▶ _WHAT YOU WILL DO_: Bring back every record exactly, except for the pictures, which stay out.

Dataset rows for apps and sites
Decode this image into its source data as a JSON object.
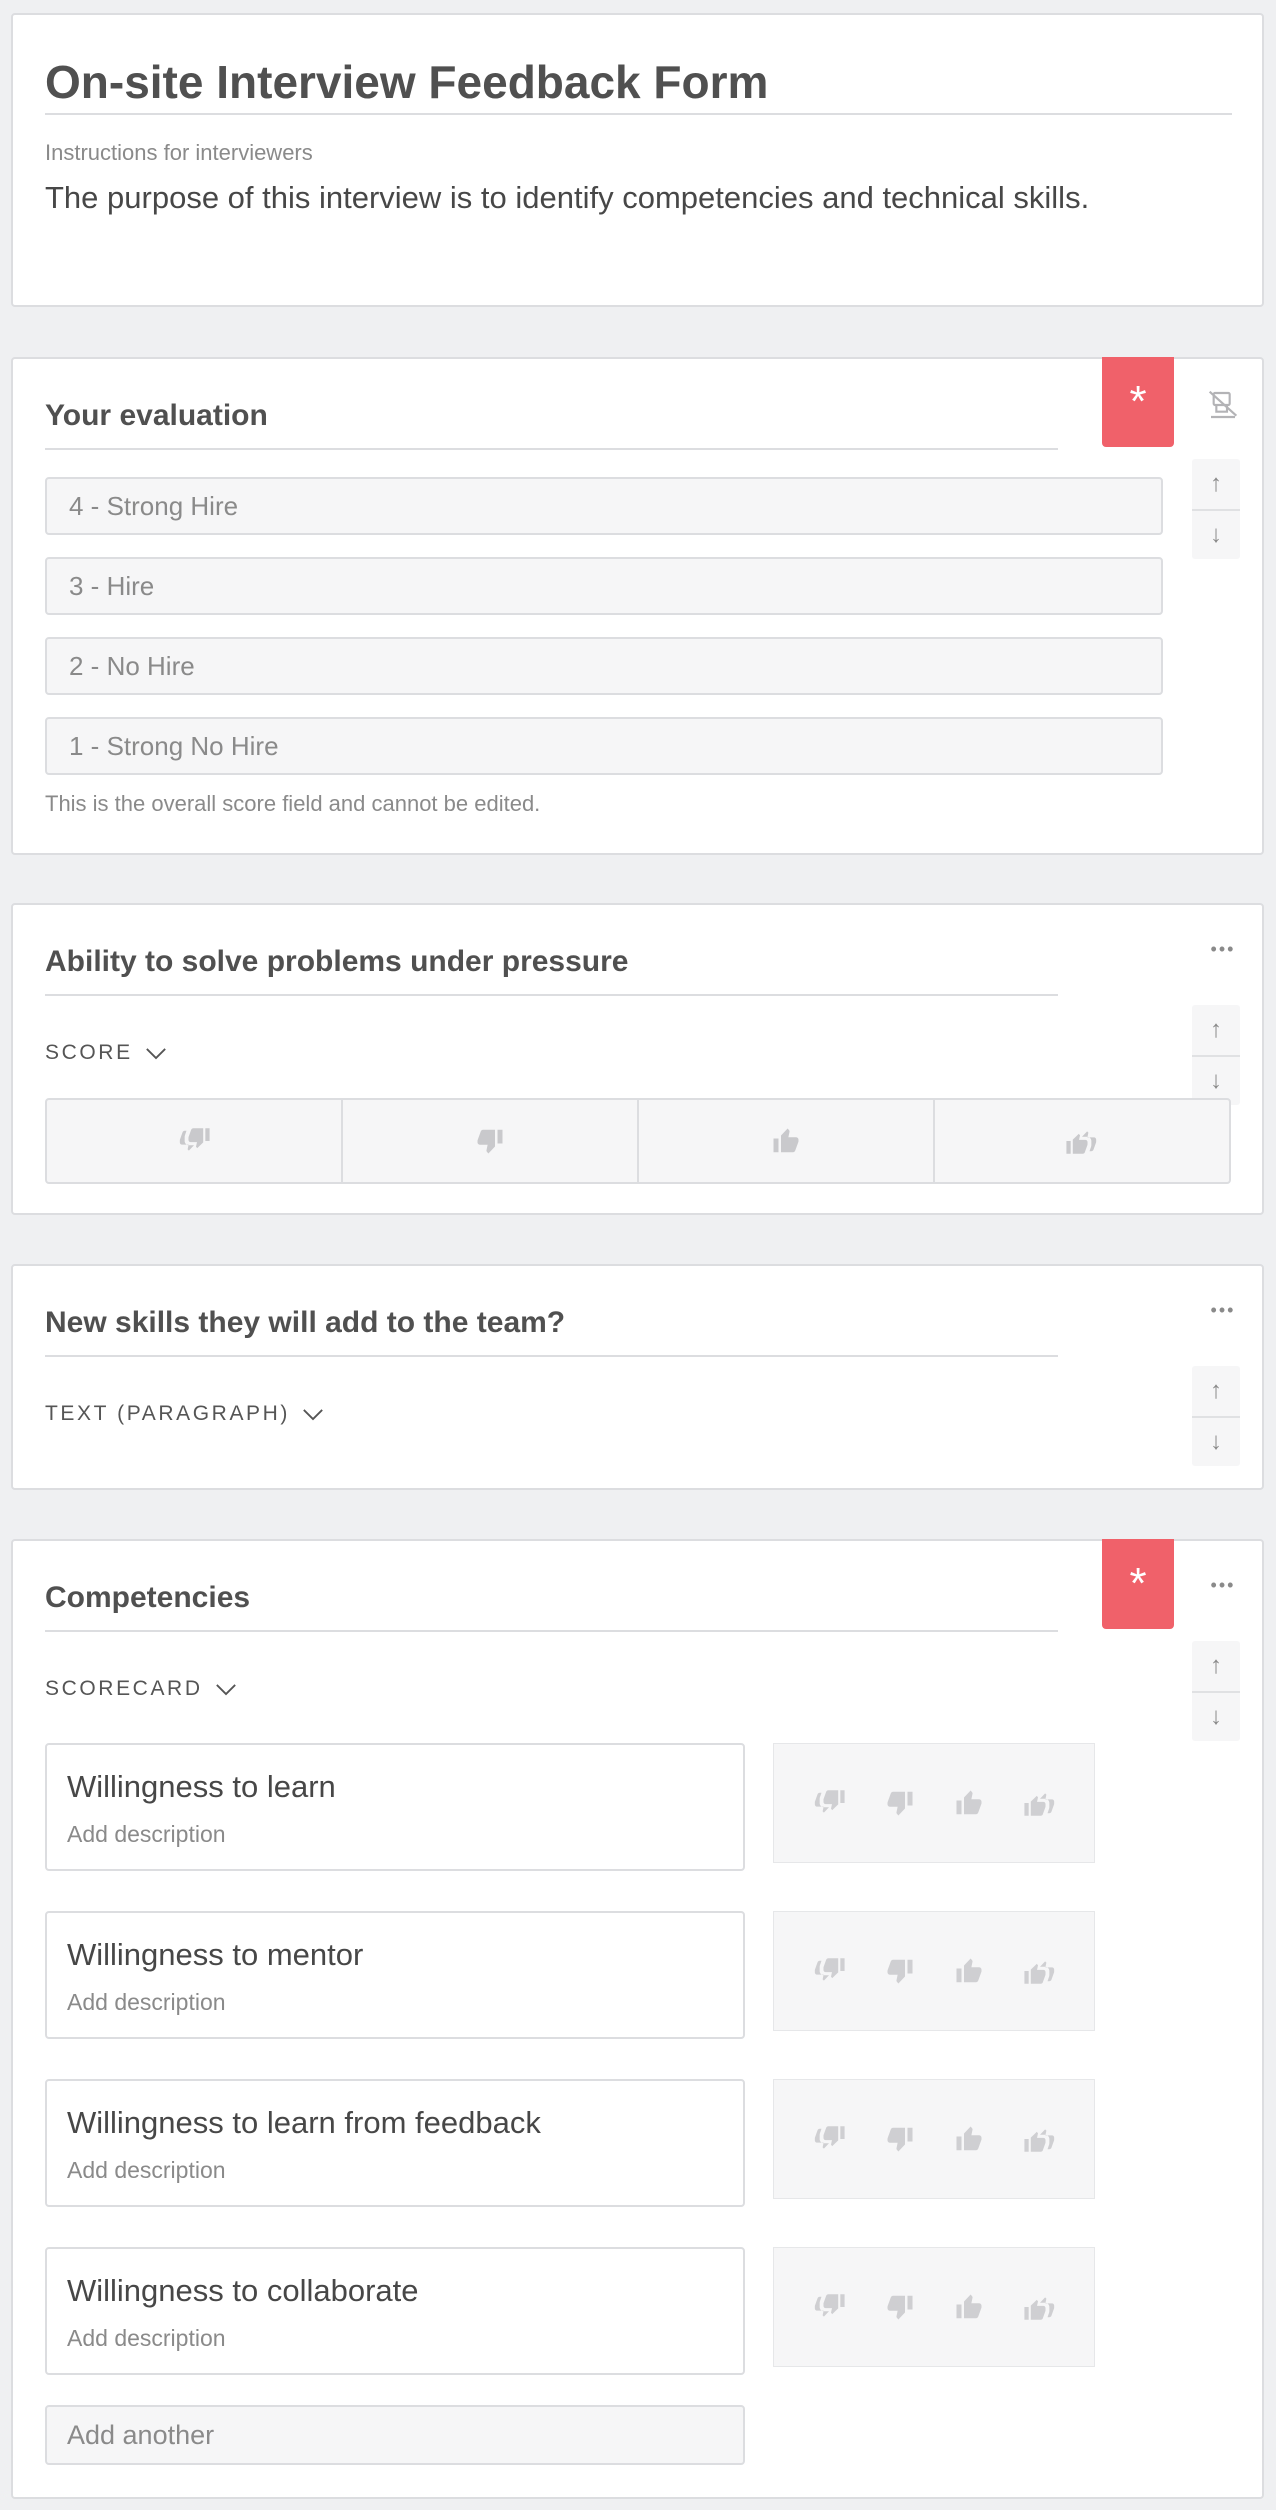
{
  "header": {
    "title": "On-site Interview Feedback Form",
    "instructions_label": "Instructions for interviewers",
    "instructions_text": "The purpose of this interview is to identify competencies and technical skills."
  },
  "evaluation": {
    "title": "Your evaluation",
    "required_mark": "*",
    "options": [
      "4 - Strong Hire",
      "3 - Hire",
      "2 - No Hire",
      "1 - Strong No Hire"
    ],
    "helper": "This is the overall score field and cannot be edited."
  },
  "problem_solving": {
    "title": "Ability to solve problems under pressure",
    "type_label": "SCORE",
    "more_label": "•••"
  },
  "new_skills": {
    "title": "New skills they will add to the team?",
    "type_label": "TEXT (PARAGRAPH)",
    "more_label": "•••"
  },
  "competencies": {
    "title": "Competencies",
    "required_mark": "*",
    "type_label": "SCORECARD",
    "more_label": "•••",
    "items": [
      {
        "title": "Willingness to learn",
        "description": "Add description"
      },
      {
        "title": "Willingness to mentor",
        "description": "Add description"
      },
      {
        "title": "Willingness to learn from feedback",
        "description": "Add description"
      },
      {
        "title": "Willingness to collaborate",
        "description": "Add description"
      }
    ],
    "add_another": "Add another"
  },
  "controls": {
    "move_up": "↑",
    "move_down": "↓"
  },
  "colors": {
    "required": "#f0616a",
    "background": "#eff0f2",
    "icon_muted": "#c9c9cc"
  }
}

▶ _TASK RESPONSE_:
Decode this image into its source data as a JSON object.
{
  "header": {
    "title": "On-site Interview Feedback Form",
    "instructions_label": "Instructions for interviewers",
    "instructions_text": "The purpose of this interview is to identify competencies and technical skills."
  },
  "evaluation": {
    "title": "Your evaluation",
    "required_mark": "*",
    "options": [
      "4 - Strong Hire",
      "3 - Hire",
      "2 - No Hire",
      "1 - Strong No Hire"
    ],
    "helper": "This is the overall score field and cannot be edited."
  },
  "problem_solving": {
    "title": "Ability to solve problems under pressure",
    "type_label": "SCORE",
    "more_label": "•••"
  },
  "new_skills": {
    "title": "New skills they will add to the team?",
    "type_label": "TEXT (PARAGRAPH)",
    "more_label": "•••"
  },
  "competencies": {
    "title": "Competencies",
    "required_mark": "*",
    "type_label": "SCORECARD",
    "more_label": "•••",
    "items": [
      {
        "title": "Willingness to learn",
        "description": "Add description"
      },
      {
        "title": "Willingness to mentor",
        "description": "Add description"
      },
      {
        "title": "Willingness to learn from feedback",
        "description": "Add description"
      },
      {
        "title": "Willingness to collaborate",
        "description": "Add description"
      }
    ],
    "add_another": "Add another"
  },
  "controls": {
    "move_up": "↑",
    "move_down": "↓"
  },
  "colors": {
    "required": "#f0616a",
    "background": "#eff0f2",
    "icon_muted": "#c9c9cc"
  }
}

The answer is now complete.